EXERCISE DESCRIPTION ->
Nothing in the records below should be altered in the copy, although the pictures must be left out.

-------- RAW DATA

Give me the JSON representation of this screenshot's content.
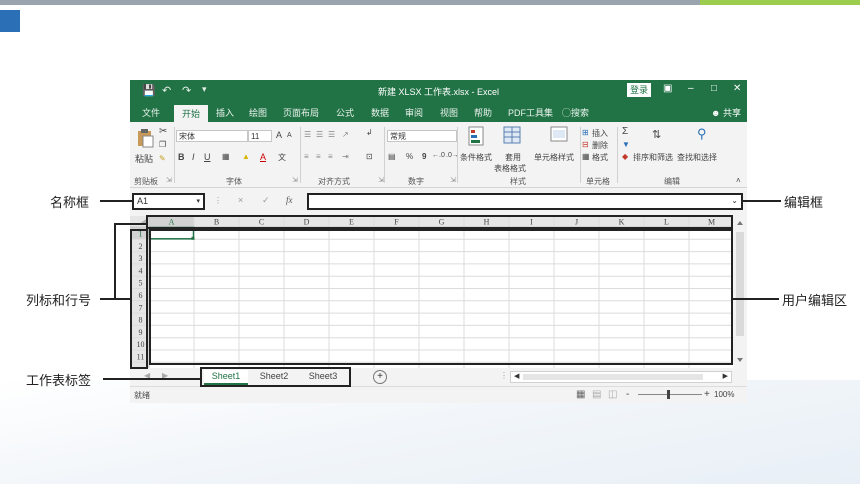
{
  "window": {
    "title": "新建 XLSX 工作表.xlsx - Excel",
    "login_label": "登录",
    "share_label": "共享"
  },
  "tabs": [
    "文件",
    "开始",
    "插入",
    "绘图",
    "页面布局",
    "公式",
    "数据",
    "审阅",
    "视图",
    "帮助",
    "PDF工具集",
    "搜索"
  ],
  "active_tab": "开始",
  "ribbon": {
    "clipboard": {
      "paste": "粘贴",
      "group": "剪贴板"
    },
    "font": {
      "font_name": "宋体",
      "font_size": "11",
      "bold": "B",
      "italic": "I",
      "underline": "U",
      "grow": "A",
      "shrink": "A",
      "color_a": "A",
      "group": "字体"
    },
    "alignment": {
      "group": "对齐方式"
    },
    "number": {
      "format": "常规",
      "percent": "%",
      "comma": "9",
      "group": "数字"
    },
    "styles": {
      "conditional": "条件格式",
      "table_format_1": "套用",
      "table_format_2": "表格格式",
      "cell_styles": "单元格样式",
      "group": "样式"
    },
    "cells": {
      "insert": "插入",
      "delete": "删除",
      "format": "格式",
      "group": "单元格"
    },
    "editing": {
      "sum": "Σ",
      "sort_filter": "排序和筛选",
      "find_select": "查找和选择",
      "group": "编辑"
    }
  },
  "formula_bar": {
    "name_box": "A1",
    "fx": "fx",
    "cancel": "×",
    "confirm": "✓",
    "value": ""
  },
  "columns": [
    "A",
    "B",
    "C",
    "D",
    "E",
    "F",
    "G",
    "H",
    "I",
    "J",
    "K",
    "L",
    "M"
  ],
  "rows": [
    "1",
    "2",
    "3",
    "4",
    "5",
    "6",
    "7",
    "8",
    "9",
    "10",
    "11"
  ],
  "sheets": [
    "Sheet1",
    "Sheet2",
    "Sheet3"
  ],
  "active_sheet": "Sheet1",
  "add_sheet": "+",
  "status": {
    "ready": "就绪",
    "zoom": "100%",
    "zoom_out": "-",
    "zoom_in": "+"
  },
  "callouts": {
    "name_box": "名称框",
    "headers": "列标和行号",
    "sheet_tabs": "工作表标签",
    "formula_bar": "编辑框",
    "user_area": "用户编辑区"
  },
  "colors": {
    "excel_green": "#217346",
    "slide_blue": "#2b6fb6",
    "slide_lime": "#9ccd4f"
  }
}
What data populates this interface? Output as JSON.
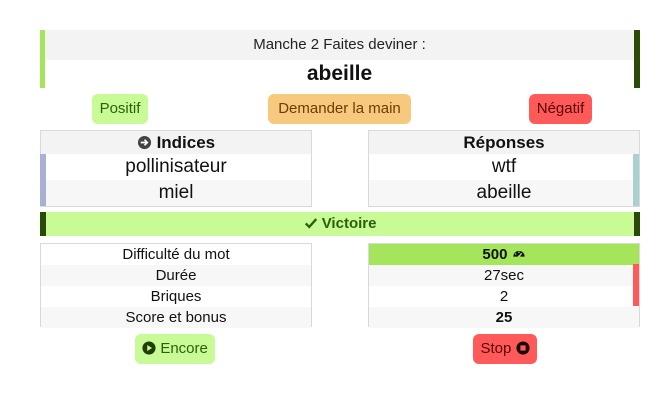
{
  "header": {
    "round_title": "Manche 2 Faites deviner :",
    "word": "abeille"
  },
  "actions": {
    "positive": "Positif",
    "ask_hand": "Demander la main",
    "negative": "Négatif"
  },
  "clues": {
    "title": "Indices",
    "items": [
      "pollinisateur",
      "miel"
    ]
  },
  "answers": {
    "title": "Réponses",
    "items": [
      "wtf",
      "abeille"
    ]
  },
  "result": {
    "label": "Victoire"
  },
  "stats": {
    "labels": [
      "Difficulté du mot",
      "Durée",
      "Briques",
      "Score et bonus"
    ],
    "values": [
      "500",
      "27sec",
      "2",
      "25"
    ]
  },
  "footer": {
    "again": "Encore",
    "stop": "Stop"
  },
  "colors": {
    "green": "#c8fa96",
    "accent_green": "#a5e55c",
    "dark_green": "#2a4a07",
    "orange": "#f6c97f",
    "red": "#ff5a5a"
  },
  "icons": {
    "clues": "arrow-circle-icon",
    "result": "check-icon",
    "difficulty": "gauge-icon",
    "again": "play-circle-icon",
    "stop": "stop-circle-icon"
  }
}
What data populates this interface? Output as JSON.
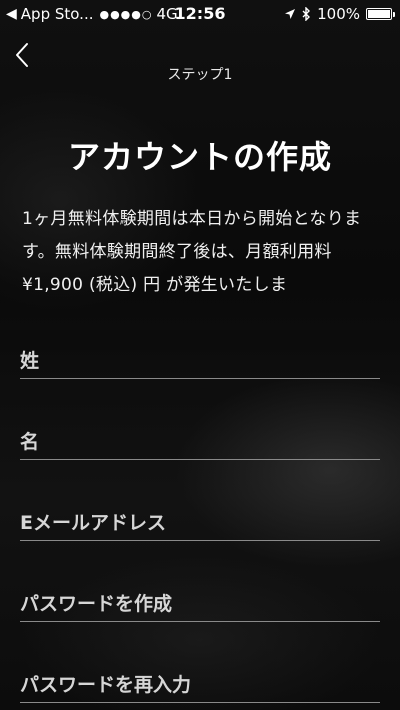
{
  "status_bar": {
    "carrier": "App Sto...",
    "signal_dots": "●●●●○",
    "network": "4G",
    "time": "12:56",
    "battery_percent": "100%"
  },
  "header": {
    "step_label": "ステップ1",
    "title": "アカウントの作成"
  },
  "description": "1ヶ月無料体験期間は本日から開始となります。無料体験期間終了後は、月額利用料 ¥1,900 (税込) 円 が発生いたしま",
  "form": {
    "last_name_placeholder": "姓",
    "first_name_placeholder": "名",
    "email_placeholder": "Eメールアドレス",
    "password_placeholder": "パスワードを作成",
    "password_confirm_placeholder": "パスワードを再入力"
  },
  "icons": {
    "back": "chevron-left-icon",
    "location": "location-arrow-icon",
    "bluetooth": "bluetooth-icon",
    "battery": "battery-icon"
  }
}
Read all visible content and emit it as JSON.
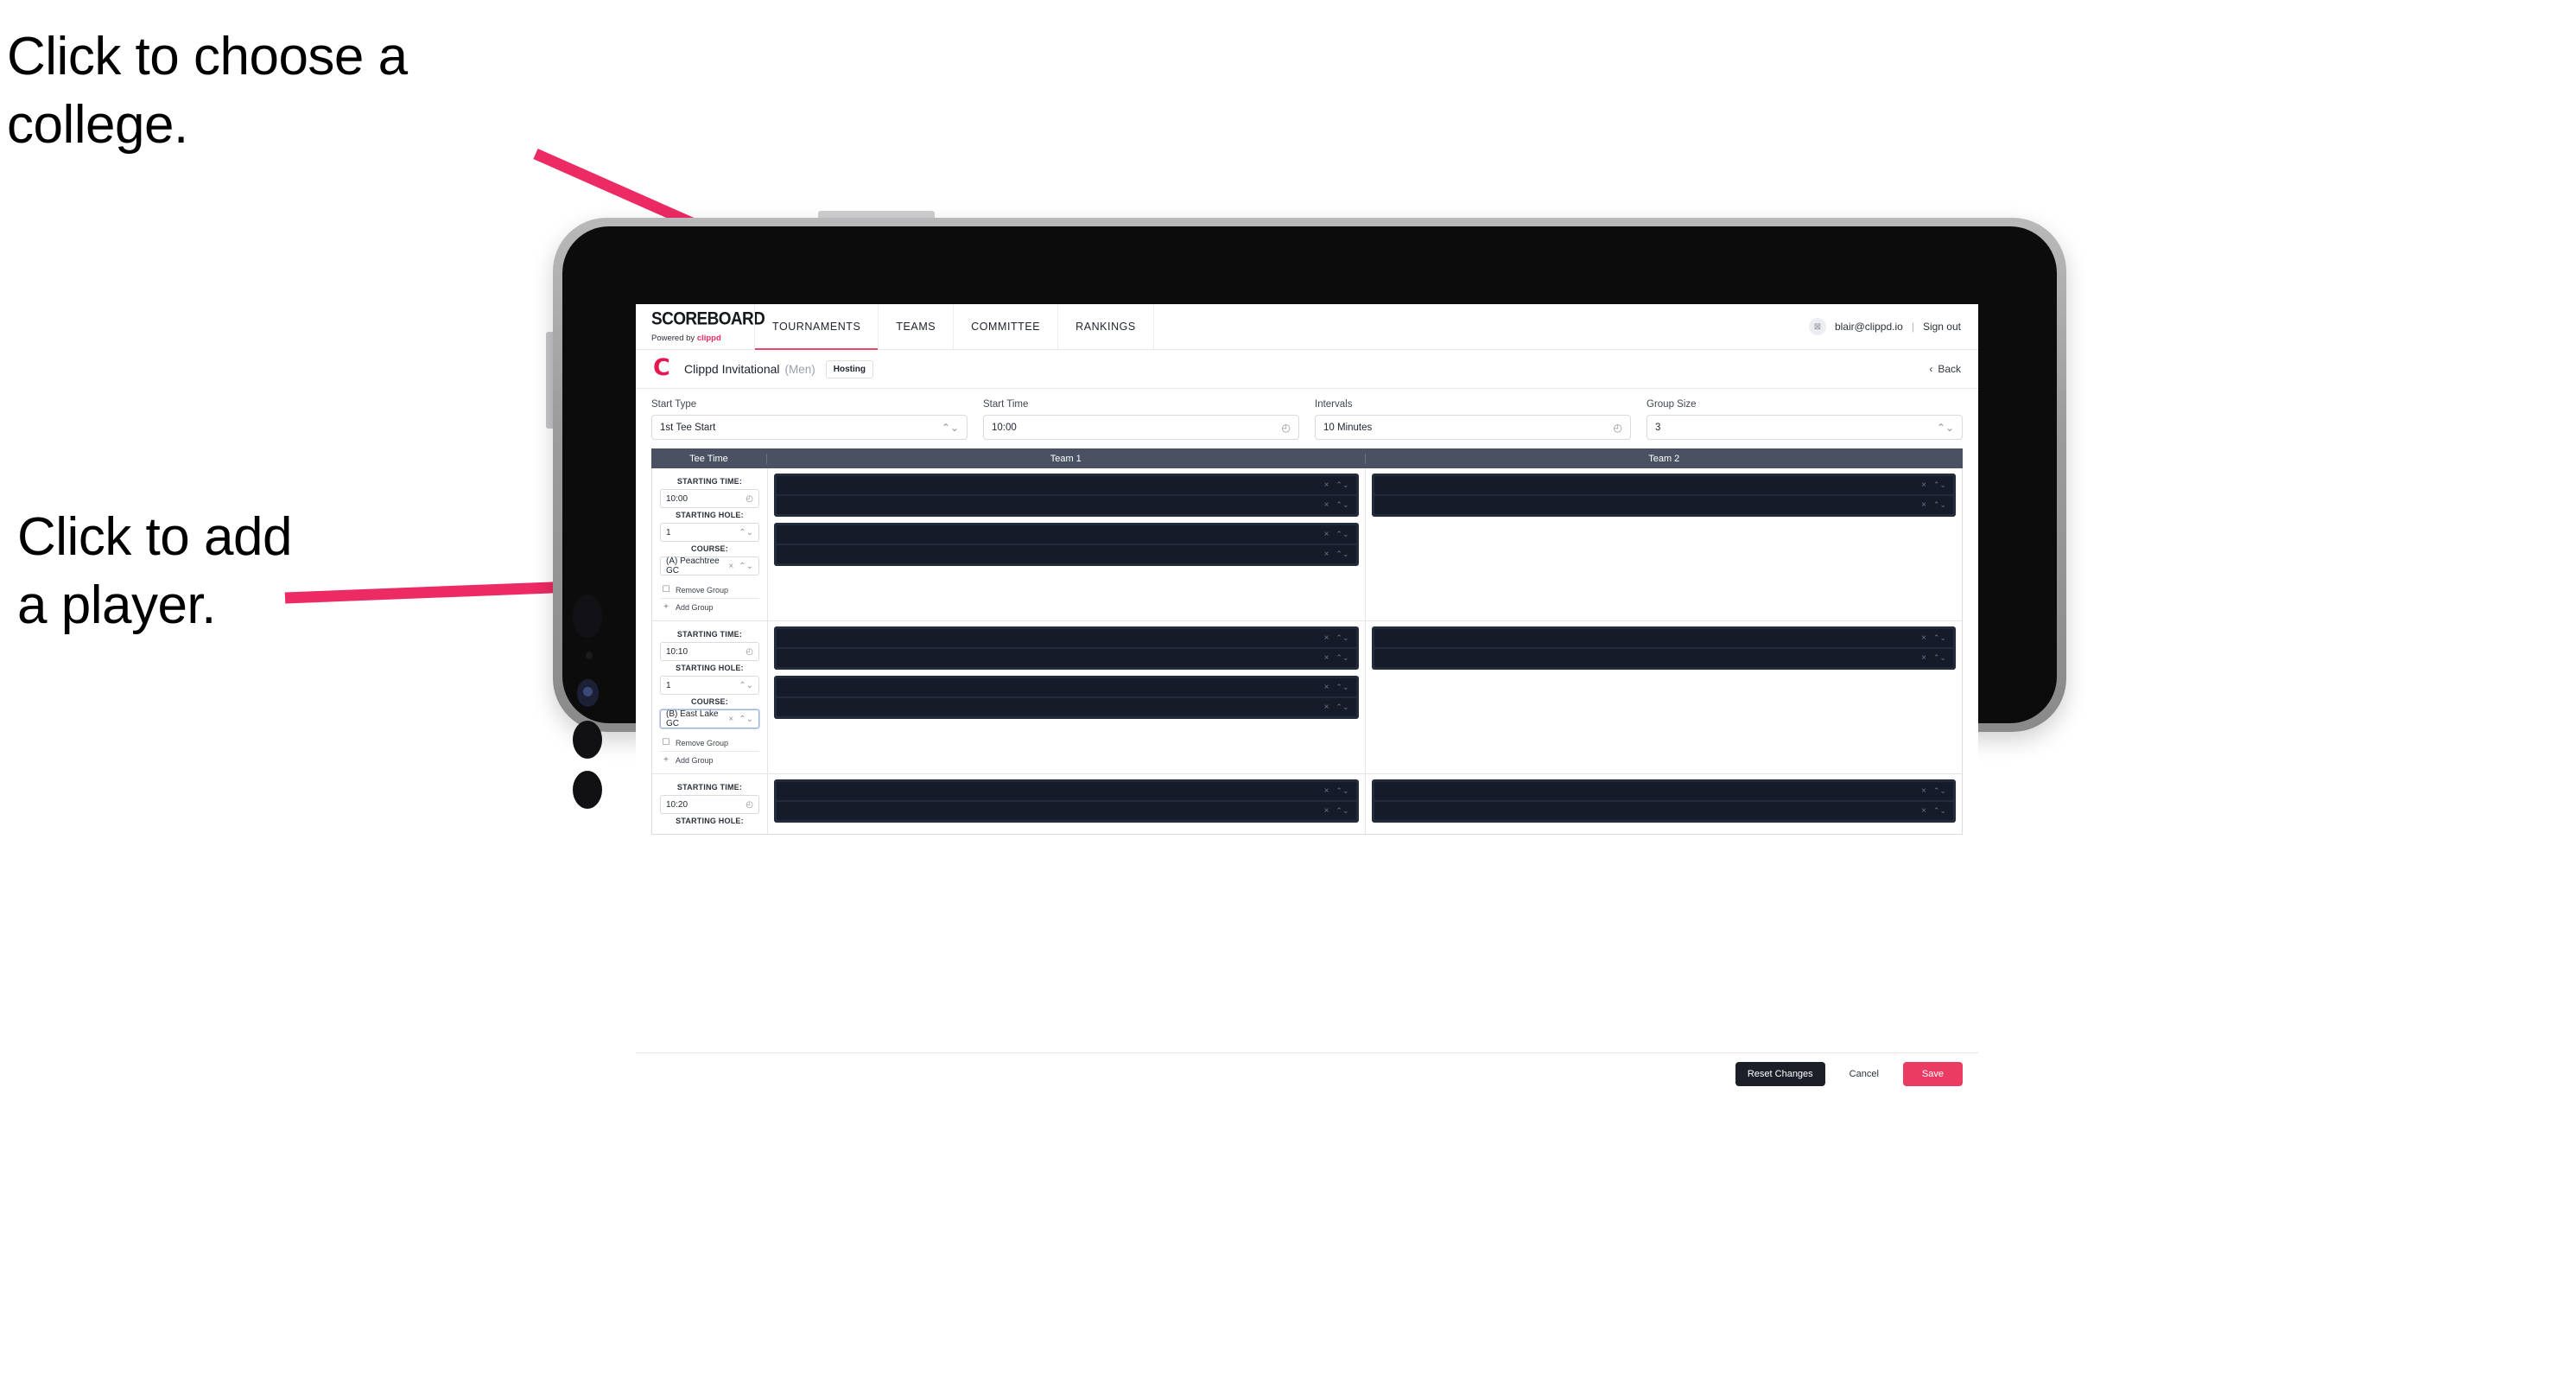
{
  "annotations": {
    "college": "Click to choose a\ncollege.",
    "player": "Click to add\na player.",
    "arrow_color": "#ec2a63"
  },
  "app": {
    "brand": {
      "title": "SCOREBOARD",
      "powered_prefix": "Powered by ",
      "powered_brand": "clippd"
    },
    "nav_tabs": [
      {
        "label": "TOURNAMENTS",
        "active": true
      },
      {
        "label": "TEAMS",
        "active": false
      },
      {
        "label": "COMMITTEE",
        "active": false
      },
      {
        "label": "RANKINGS",
        "active": false
      }
    ],
    "account": {
      "avatar_glyph": "⊠",
      "email": "blair@clippd.io",
      "separator": "|",
      "sign_out": "Sign out"
    },
    "subheader": {
      "logo_letter": "C",
      "tournament_name": "Clippd Invitational",
      "gender": "(Men)",
      "role_badge": "Hosting",
      "back_chevron": "‹",
      "back_label": "Back"
    },
    "form": {
      "start_type": {
        "label": "Start Type",
        "value": "1st Tee Start",
        "icon": "⌃⌄"
      },
      "start_time": {
        "label": "Start Time",
        "value": "10:00",
        "icon": "◴"
      },
      "intervals": {
        "label": "Intervals",
        "value": "10 Minutes",
        "icon": "◴"
      },
      "group_size": {
        "label": "Group Size",
        "value": "3",
        "icon": "⌃⌄"
      }
    },
    "table": {
      "headers": {
        "tee_time": "Tee Time",
        "team1": "Team 1",
        "team2": "Team 2"
      },
      "field_labels": {
        "starting_time": "STARTING TIME:",
        "starting_hole": "STARTING HOLE:",
        "course": "COURSE:"
      },
      "group_actions": {
        "remove": "Remove Group",
        "add": "Add Group",
        "remove_icon": "Ὕ1",
        "add_icon": "+"
      },
      "row_icons": {
        "clear": "×",
        "stepper": "⌃⌄",
        "clock": "◴",
        "spinner": "⌃⌄"
      },
      "rows": [
        {
          "starting_time": "10:00",
          "starting_hole": "1",
          "course": "(A) Peachtree GC",
          "course_focused": false,
          "team1_groups": [
            {
              "players": 2
            },
            {
              "players": 2
            }
          ],
          "team2_groups": [
            {
              "players": 2
            }
          ]
        },
        {
          "starting_time": "10:10",
          "starting_hole": "1",
          "course": "(B) East Lake GC",
          "course_focused": true,
          "team1_groups": [
            {
              "players": 2
            },
            {
              "players": 2
            }
          ],
          "team2_groups": [
            {
              "players": 2
            }
          ]
        },
        {
          "starting_time": "10:20",
          "starting_hole": "",
          "course": "",
          "course_focused": false,
          "team1_groups": [
            {
              "players": 2
            }
          ],
          "team2_groups": [
            {
              "players": 2
            }
          ]
        }
      ]
    },
    "footer": {
      "reset": "Reset Changes",
      "cancel": "Cancel",
      "save": "Save"
    }
  },
  "colors": {
    "accent_pink": "#ec3b63",
    "header_slate": "#4a5163",
    "player_block": "#232a3a",
    "player_row": "#151b29"
  }
}
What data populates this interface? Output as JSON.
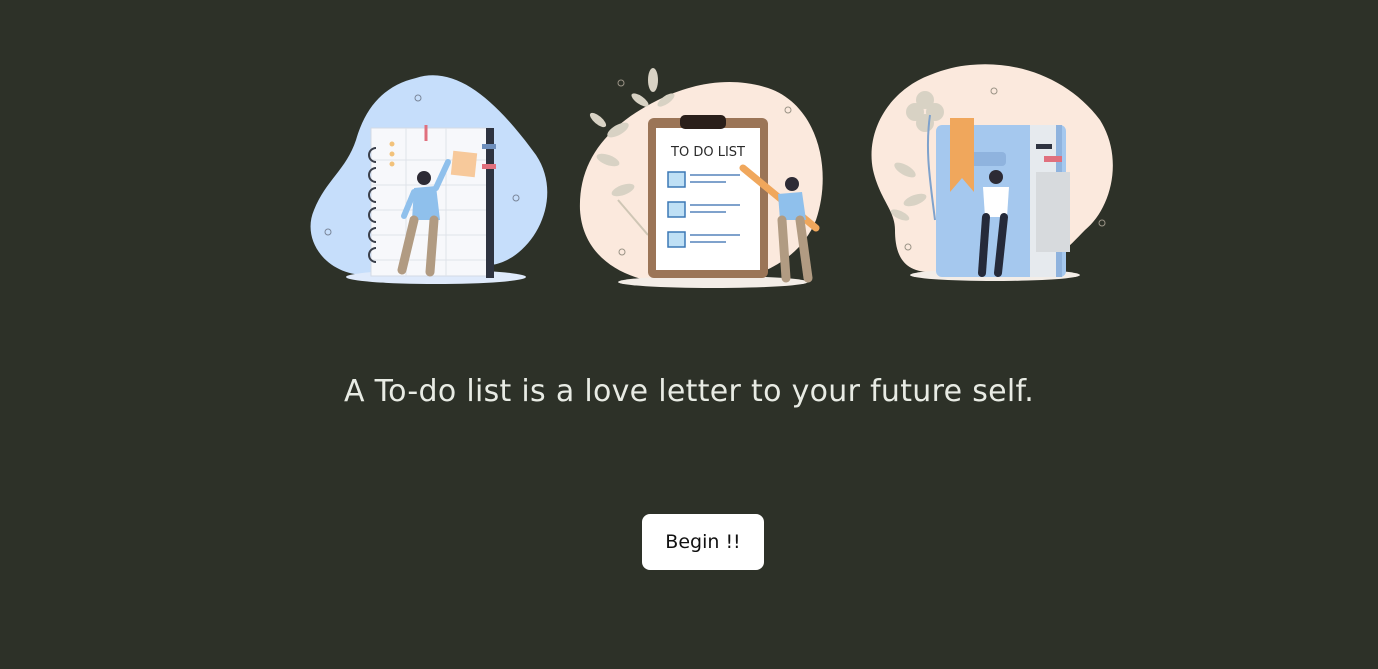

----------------

WRITTEN SOLUTION ->
Give me the JSON representation of this screenshot's content.
{
  "window": {
    "title": "新建 XLSX 工作表.xlsx - Excel",
    "login_label": "登录",
    "share_label": "共享"
  },
  "tabs": [
    "文件",
    "开始",
    "插入",
    "绘图",
    "页面布局",
    "公式",
    "数据",
    "审阅",
    "视图",
    "帮助",
    "PDF工具集",
    "搜索"
  ],
  "active_tab": "开始",
  "ribbon": {
    "clipboard": {
      "paste": "粘贴",
      "group": "剪贴板"
    },
    "font": {
      "font_name": "宋体",
      "font_size": "11",
      "bold": "B",
      "italic": "I",
      "underline": "U",
      "grow": "A",
      "shrink": "A",
      "color_a": "A",
      "group": "字体"
    },
    "alignment": {
      "group": "对齐方式"
    },
    "number": {
      "format": "常规",
      "percent": "%",
      "comma": "9",
      "group": "数字"
    },
    "styles": {
      "conditional": "条件格式",
      "table_format_1": "套用",
      "table_format_2": "表格格式",
      "cell_styles": "单元格样式",
      "group": "样式"
    },
    "cells": {
      "insert": "插入",
      "delete": "删除",
      "format": "格式",
      "group": "单元格"
    },
    "editing": {
      "sum": "Σ",
      "sort_filter": "排序和筛选",
      "find_select": "查找和选择",
      "group": "编辑"
    }
  },
  "formula_bar": {
    "name_box": "A1",
    "fx": "fx",
    "cancel": "×",
    "confirm": "✓",
    "value": ""
  },
  "columns": [
    "A",
    "B",
    "C",
    "D",
    "E",
    "F",
    "G",
    "H",
    "I",
    "J",
    "K",
    "L",
    "M"
  ],
  "rows": [
    "1",
    "2",
    "3",
    "4",
    "5",
    "6",
    "7",
    "8",
    "9",
    "10",
    "11"
  ],
  "sheets": [
    "Sheet1",
    "Sheet2",
    "Sheet3"
  ],
  "active_sheet": "Sheet1",
  "add_sheet": "+",
  "status": {
    "ready": "就绪",
    "zoom": "100%",
    "zoom_out": "-",
    "zoom_in": "+"
  },
  "callouts": {
    "name_box": "名称框",
    "headers": "列标和行号",
    "sheet_tabs": "工作表标签",
    "formula_bar": "编辑框",
    "user_area": "用户编辑区"
  },
  "colors": {
    "excel_green": "#217346",
    "slide_blue": "#2b6fb6",
    "slide_lime": "#9ccd4f"
  }
}
What data populates this interface? Output as JSON.
{
  "header": {
    "round_title": "Manche 2 Faites deviner :",
    "word": "abeille"
  },
  "actions": {
    "positive": "Positif",
    "ask_hand": "Demander la main",
    "negative": "Négatif"
  },
  "clues": {
    "title": "Indices",
    "items": [
      "pollinisateur",
      "miel"
    ]
  },
  "answers": {
    "title": "Réponses",
    "items": [
      "wtf",
      "abeille"
    ]
  },
  "result": {
    "label": "Victoire"
  },
  "stats": {
    "labels": [
      "Difficulté du mot",
      "Durée",
      "Briques",
      "Score et bonus"
    ],
    "values": [
      "500",
      "27sec",
      "2",
      "25"
    ]
  },
  "footer": {
    "again": "Encore",
    "stop": "Stop"
  },
  "colors": {
    "green": "#c8fa96",
    "accent_green": "#a5e55c",
    "dark_green": "#2a4a07",
    "orange": "#f6c97f",
    "red": "#ff5a5a"
  },
  "icons": {
    "clues": "arrow-circle-icon",
    "result": "check-icon",
    "difficulty": "gauge-icon",
    "again": "play-circle-icon",
    "stop": "stop-circle-icon"
  }
}
What data populates this interface? Output as JSON.
{
  "status_bar": {
    "carrier": "App Sto...",
    "signal_dots": "●●●●○",
    "network": "4G",
    "time": "12:56",
    "battery_percent": "100%"
  },
  "header": {
    "step_label": "ステップ1",
    "title": "アカウントの作成"
  },
  "description": "1ヶ月無料体験期間は本日から開始となります。無料体験期間終了後は、月額利用料 ¥1,900 (税込) 円 が発生いたしま",
  "form": {
    "last_name_placeholder": "姓",
    "first_name_placeholder": "名",
    "email_placeholder": "Eメールアドレス",
    "password_placeholder": "パスワードを作成",
    "password_confirm_placeholder": "パスワードを再入力"
  },
  "icons": {
    "back": "chevron-left-icon",
    "location": "location-arrow-icon",
    "bluetooth": "bluetooth-icon",
    "battery": "battery-icon"
  }
}
Read all visible content and emit it as JSON.
{
  "annotations": {
    "college": "Click to choose a\ncollege.",
    "player": "Click to add\na player.",
    "arrow_color": "#ec2a63"
  },
  "app": {
    "brand": {
      "title": "SCOREBOARD",
      "powered_prefix": "Powered by ",
      "powered_brand": "clippd"
    },
    "nav_tabs": [
      {
        "label": "TOURNAMENTS",
        "active": true
      },
      {
        "label": "TEAMS",
        "active": false
      },
      {
        "label": "COMMITTEE",
        "active": false
      },
      {
        "label": "RANKINGS",
        "active": false
      }
    ],
    "account": {
      "avatar_glyph": "⊠",
      "email": "blair@clippd.io",
      "separator": "|",
      "sign_out": "Sign out"
    },
    "subheader": {
      "logo_letter": "C",
      "tournament_name": "Clippd Invitational",
      "gender": "(Men)",
      "role_badge": "Hosting",
      "back_chevron": "‹",
      "back_label": "Back"
    },
    "form": {
      "start_type": {
        "label": "Start Type",
        "value": "1st Tee Start",
        "icon": "⌃⌄"
      },
      "start_time": {
        "label": "Start Time",
        "value": "10:00",
        "icon": "◴"
      },
      "intervals": {
        "label": "Intervals",
        "value": "10 Minutes",
        "icon": "◴"
      },
      "group_size": {
        "label": "Group Size",
        "value": "3",
        "icon": "⌃⌄"
      }
    },
    "table": {
      "headers": {
        "tee_time": "Tee Time",
        "team1": "Team 1",
        "team2": "Team 2"
      },
      "field_labels": {
        "starting_time": "STARTING TIME:",
        "starting_hole": "STARTING HOLE:",
        "course": "COURSE:"
      },
      "group_actions": {
        "remove": "Remove Group",
        "add": "Add Group",
        "remove_icon": "Ὕ1",
        "add_icon": "+"
      },
      "row_icons": {
        "clear": "×",
        "stepper": "⌃⌄",
        "clock": "◴",
        "spinner": "⌃⌄"
      },
      "rows": [
        {
          "starting_time": "10:00",
          "starting_hole": "1",
          "course": "(A) Peachtree GC",
          "course_focused": false,
          "team1_groups": [
            {
              "players": 2
            },
            {
              "players": 2
            }
          ],
          "team2_groups": [
            {
              "players": 2
            }
          ]
        },
        {
          "starting_time": "10:10",
          "starting_hole": "1",
          "course": "(B) East Lake GC",
          "course_focused": true,
          "team1_groups": [
            {
              "players": 2
            },
            {
              "players": 2
            }
          ],
          "team2_groups": [
            {
              "players": 2
            }
          ]
        },
        {
          "starting_time": "10:20",
          "starting_hole": "",
          "course": "",
          "course_focused": false,
          "team1_groups": [
            {
              "players": 2
            }
          ],
          "team2_groups": [
            {
              "players": 2
            }
          ]
        }
      ]
    },
    "footer": {
      "reset": "Reset Changes",
      "cancel": "Cancel",
      "save": "Save"
    }
  },
  "colors": {
    "accent_pink": "#ec3b63",
    "header_slate": "#4a5163",
    "player_block": "#232a3a",
    "player_row": "#151b29"
  }
}
What data populates this interface? Output as JSON.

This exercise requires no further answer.